**WHAT YOU WILL DO:** What follows is a listing. Write it all out exactly.

**DATASET RECORDS:**
────────────────────────────────────────
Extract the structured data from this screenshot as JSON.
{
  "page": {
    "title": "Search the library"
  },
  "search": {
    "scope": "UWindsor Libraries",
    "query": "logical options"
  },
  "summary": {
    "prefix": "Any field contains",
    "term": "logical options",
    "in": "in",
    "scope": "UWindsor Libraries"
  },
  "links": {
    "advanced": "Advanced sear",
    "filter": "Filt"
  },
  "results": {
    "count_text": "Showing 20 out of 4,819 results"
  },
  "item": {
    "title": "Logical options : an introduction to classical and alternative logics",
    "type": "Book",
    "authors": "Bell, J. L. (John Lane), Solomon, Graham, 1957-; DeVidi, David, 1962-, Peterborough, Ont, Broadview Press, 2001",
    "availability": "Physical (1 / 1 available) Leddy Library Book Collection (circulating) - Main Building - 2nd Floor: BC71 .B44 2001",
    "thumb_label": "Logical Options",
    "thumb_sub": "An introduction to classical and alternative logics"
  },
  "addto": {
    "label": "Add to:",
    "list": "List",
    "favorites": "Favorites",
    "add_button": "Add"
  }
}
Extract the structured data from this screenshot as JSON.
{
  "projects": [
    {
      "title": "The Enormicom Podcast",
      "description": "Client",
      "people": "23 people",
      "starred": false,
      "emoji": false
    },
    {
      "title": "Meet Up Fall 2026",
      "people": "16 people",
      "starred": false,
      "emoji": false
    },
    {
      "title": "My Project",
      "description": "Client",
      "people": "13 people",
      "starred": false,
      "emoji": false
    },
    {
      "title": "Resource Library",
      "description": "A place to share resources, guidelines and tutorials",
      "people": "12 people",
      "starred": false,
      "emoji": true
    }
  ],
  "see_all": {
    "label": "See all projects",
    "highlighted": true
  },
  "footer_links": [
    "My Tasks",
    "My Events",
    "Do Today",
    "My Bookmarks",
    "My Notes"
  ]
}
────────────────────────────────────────
**ANSWER TO THE PROBLEM:**
Extract the structured data from this screenshot as JSON.
{
  "page": {
    "title": "Search the library"
  },
  "search": {
    "scope": "UWindsor Libraries",
    "query": "logical options"
  },
  "summary": {
    "prefix": "Any field contains",
    "term": "logical options",
    "in": "in",
    "scope": "UWindsor Libraries"
  },
  "links": {
    "advanced": "Advanced sear",
    "filter": "Filt"
  },
  "results": {
    "count_text": "Showing 20 out of 4,819 results"
  },
  "item": {
    "title": "Logical options : an introduction to classical and alternative logics",
    "type": "Book",
    "authors": "Bell, J. L. (John Lane), Solomon, Graham, 1957-; DeVidi, David, 1962-, Peterborough, Ont, Broadview Press, 2001",
    "availability": "Physical (1 / 1 available) Leddy Library Book Collection (circulating) - Main Building - 2nd Floor: BC71 .B44 2001",
    "thumb_label": "Logical Options",
    "thumb_sub": "An introduction to classical and alternative logics"
  },
  "addto": {
    "label": "Add to:",
    "list": "List",
    "favorites": "Favorites",
    "add_button": "Add"
  }
}
Extract the structured data from this screenshot as JSON.
{
  "projects": [
    {
      "title": "The Enormicom Podcast",
      "description": "Client",
      "people": "23 people",
      "starred": false,
      "emoji": false
    },
    {
      "title": "Meet Up Fall 2026",
      "people": "16 people",
      "starred": false,
      "emoji": false
    },
    {
      "title": "My Project",
      "description": "Client",
      "people": "13 people",
      "starred": false,
      "emoji": false
    },
    {
      "title": "Resource Library",
      "description": "A place to share resources, guidelines and tutorials",
      "people": "12 people",
      "starred": false,
      "emoji": true
    }
  ],
  "see_all": {
    "label": "See all projects",
    "highlighted": true
  },
  "footer_links": [
    "My Tasks",
    "My Events",
    "Do Today",
    "My Bookmarks",
    "My Notes"
  ]
}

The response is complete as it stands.